Ammar, H., López, S., Andrés, S., Ranilla, M.J., Bodas, R., González, J.S.
Animal feed science and technology 2008 v.147 no.1-3 pp. 90-104
in vitro digestion, Cytisus scoparius, goats, Rosa canina, interspecific variation, antinutritional factors, Quercus pyrenaica, tannins, rumen fermentation, animal feeding, inoculum, in vitro digestibility, Cistus laurifolius, gas production (biological), sheep, pasture plants, Erica, nutritive value, kinetics, rumen fluids

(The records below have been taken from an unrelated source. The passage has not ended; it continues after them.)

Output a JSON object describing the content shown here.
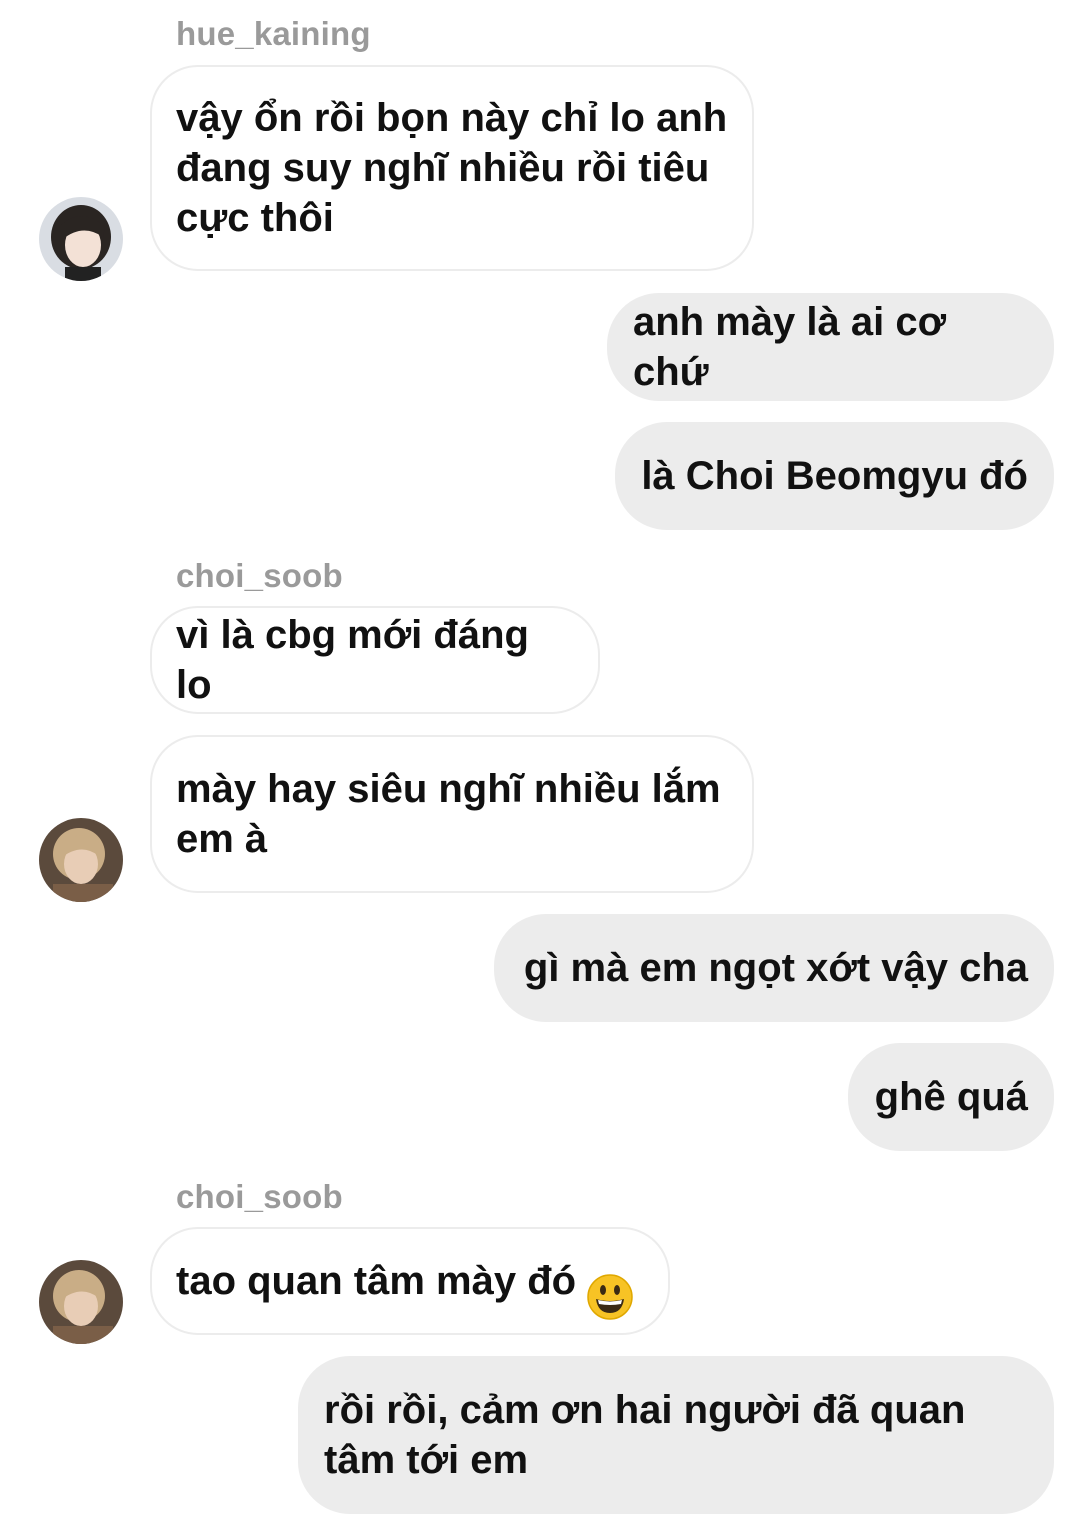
{
  "messages": [
    {
      "type": "username",
      "text": "hue_kaining"
    },
    {
      "type": "incoming",
      "text": "vậy ổn rồi bọn này chỉ lo anh\nđang suy nghĩ nhiều rồi tiêu\ncực thôi"
    },
    {
      "type": "outgoing",
      "text": "anh mày là ai cơ chứ"
    },
    {
      "type": "outgoing",
      "text": "là Choi Beomgyu đó"
    },
    {
      "type": "username",
      "text": "choi_soob"
    },
    {
      "type": "incoming",
      "text": "vì là cbg mới đáng lo"
    },
    {
      "type": "incoming",
      "text": "mày hay siêu nghĩ nhiều lắm\nem à"
    },
    {
      "type": "outgoing",
      "text": "gì mà em ngọt xớt vậy cha"
    },
    {
      "type": "outgoing",
      "text": "ghê quá"
    },
    {
      "type": "username",
      "text": "choi_soob"
    },
    {
      "type": "incoming",
      "text": "tao quan tâm mày đó",
      "emoji": "grinning-face-emoji"
    },
    {
      "type": "outgoing",
      "text": "rồi rồi, cảm ơn hai người đã quan\ntâm tới em"
    }
  ],
  "avatars": [
    {
      "name": "hue-kaining-avatar",
      "bg": "#d9dde3",
      "hair": "#2a2522",
      "skin": "#f3e1d6"
    },
    {
      "name": "choi-soob-avatar",
      "bg": "#5b4a3c",
      "hair": "#c9ad86",
      "skin": "#e8cdb6"
    },
    {
      "name": "choi-soob-avatar",
      "bg": "#5b4a3c",
      "hair": "#c9ad86",
      "skin": "#e8cdb6"
    }
  ],
  "colors": {
    "incoming_bubble": "#ffffff",
    "incoming_border": "#ececec",
    "outgoing_bubble": "#ececec",
    "username": "#9a9a9a",
    "text": "#111111"
  }
}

To explore the hypothesis that different ruminant species may differ in their ability to digest browse forages in the rumen, two in vitro experiments were conducted using batch cultures inoculated with rumen fluid (RF) obtained from either sheep or goats fed on the same diet (alfalfa hay). In vitro dry matter digestibility (IVD) and gas production kinetics were determined for 24 samples of leaves, flowers and fruits of five browse plant species: Erica australis; Cistus laurifolius; Quercus pyrenaica; Cytisus scoparius and Rosa canina, collected at upland sited in the province of León (NW Spain) from spring to autumn. There were no IVD differences between sheep and goat RF for any of the browse plant samples. The extent of degradation in the rumen was higher (P<0.05) with goat RF for leaves and flowers of R. canina and young leaves and fruits of Q. pyrenaica, with higher values (P<0.05) with sheep RF for leaves of C. laurifolius harvested in September. Likewise, dry matter disappearance at 144h was generally higher with goat RF and differences (P<0.05) were mainly detected for leaves and flowers of R. canina. However, although statistical differences between both sources of inoculum were not consistent among and within plant species, asymptotic gas production and gas production at 24h were generally higher with sheep RF. Gas production rate was faster (P<0.05) with sheep RF only for young leaves of E. australis and C. scoparius and leaves of C. laurifolius collected in June and September; however, with goat RF higher (P<0.05) values were detected for flowers of C. laurifolius, fruits and mature leaves of Q. pyrenaica and flowers and young leaves of R. canina. Although some interspecies differences in the in vitro ruminal fermentative activity were detected in the present study, it can be concluded that when animals are fed the same diet, differences between sheep and goat rumen fluid used as source of inoculum can be considered of little nutritional significance.